When the string "title" is part of a line in the data below, report the whole line.

● ● ●

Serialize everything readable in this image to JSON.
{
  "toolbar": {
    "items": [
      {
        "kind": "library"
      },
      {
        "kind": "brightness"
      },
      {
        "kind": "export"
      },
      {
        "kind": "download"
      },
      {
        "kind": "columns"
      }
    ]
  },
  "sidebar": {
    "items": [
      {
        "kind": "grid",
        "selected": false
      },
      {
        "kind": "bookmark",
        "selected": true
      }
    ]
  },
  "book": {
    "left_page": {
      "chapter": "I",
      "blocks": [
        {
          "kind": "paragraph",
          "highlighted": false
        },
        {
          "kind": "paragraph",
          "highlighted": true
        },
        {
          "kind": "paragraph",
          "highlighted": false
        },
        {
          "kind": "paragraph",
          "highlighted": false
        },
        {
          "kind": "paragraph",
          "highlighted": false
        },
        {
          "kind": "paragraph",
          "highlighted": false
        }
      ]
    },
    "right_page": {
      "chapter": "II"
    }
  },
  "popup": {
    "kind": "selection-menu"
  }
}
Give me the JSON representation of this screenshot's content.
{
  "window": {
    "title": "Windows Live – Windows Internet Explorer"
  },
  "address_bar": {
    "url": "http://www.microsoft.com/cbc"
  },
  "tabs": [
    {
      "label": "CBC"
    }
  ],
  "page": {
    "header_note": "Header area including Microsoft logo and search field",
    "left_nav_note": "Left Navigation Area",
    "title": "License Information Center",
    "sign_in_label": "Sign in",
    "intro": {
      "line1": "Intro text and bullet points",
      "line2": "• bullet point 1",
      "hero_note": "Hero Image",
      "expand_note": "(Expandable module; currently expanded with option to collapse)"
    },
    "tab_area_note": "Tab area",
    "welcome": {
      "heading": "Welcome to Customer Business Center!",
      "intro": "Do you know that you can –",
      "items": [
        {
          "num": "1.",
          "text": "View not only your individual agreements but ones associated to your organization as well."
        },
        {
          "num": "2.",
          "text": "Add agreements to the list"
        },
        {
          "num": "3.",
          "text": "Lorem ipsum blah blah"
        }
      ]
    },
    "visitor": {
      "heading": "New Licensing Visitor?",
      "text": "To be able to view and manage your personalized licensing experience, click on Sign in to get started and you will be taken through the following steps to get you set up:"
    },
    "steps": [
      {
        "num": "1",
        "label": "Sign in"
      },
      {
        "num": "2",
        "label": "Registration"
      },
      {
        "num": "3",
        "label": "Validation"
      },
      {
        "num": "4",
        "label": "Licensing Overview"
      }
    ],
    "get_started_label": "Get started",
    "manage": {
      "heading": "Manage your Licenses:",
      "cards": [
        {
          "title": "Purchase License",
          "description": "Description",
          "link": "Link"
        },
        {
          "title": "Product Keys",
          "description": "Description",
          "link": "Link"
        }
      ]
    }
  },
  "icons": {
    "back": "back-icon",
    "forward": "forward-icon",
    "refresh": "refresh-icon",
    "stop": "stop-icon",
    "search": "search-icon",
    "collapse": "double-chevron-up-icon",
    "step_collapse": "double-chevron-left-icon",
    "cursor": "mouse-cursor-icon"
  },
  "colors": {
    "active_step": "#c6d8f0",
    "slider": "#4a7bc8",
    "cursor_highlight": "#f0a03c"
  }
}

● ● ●

### SOLUTION TO THE PROBLEM
    "title": "Windows Live – Windows Internet Explorer"
    "title": "License Information Center",
          "title": "Purchase License",
          "title": "Product Keys",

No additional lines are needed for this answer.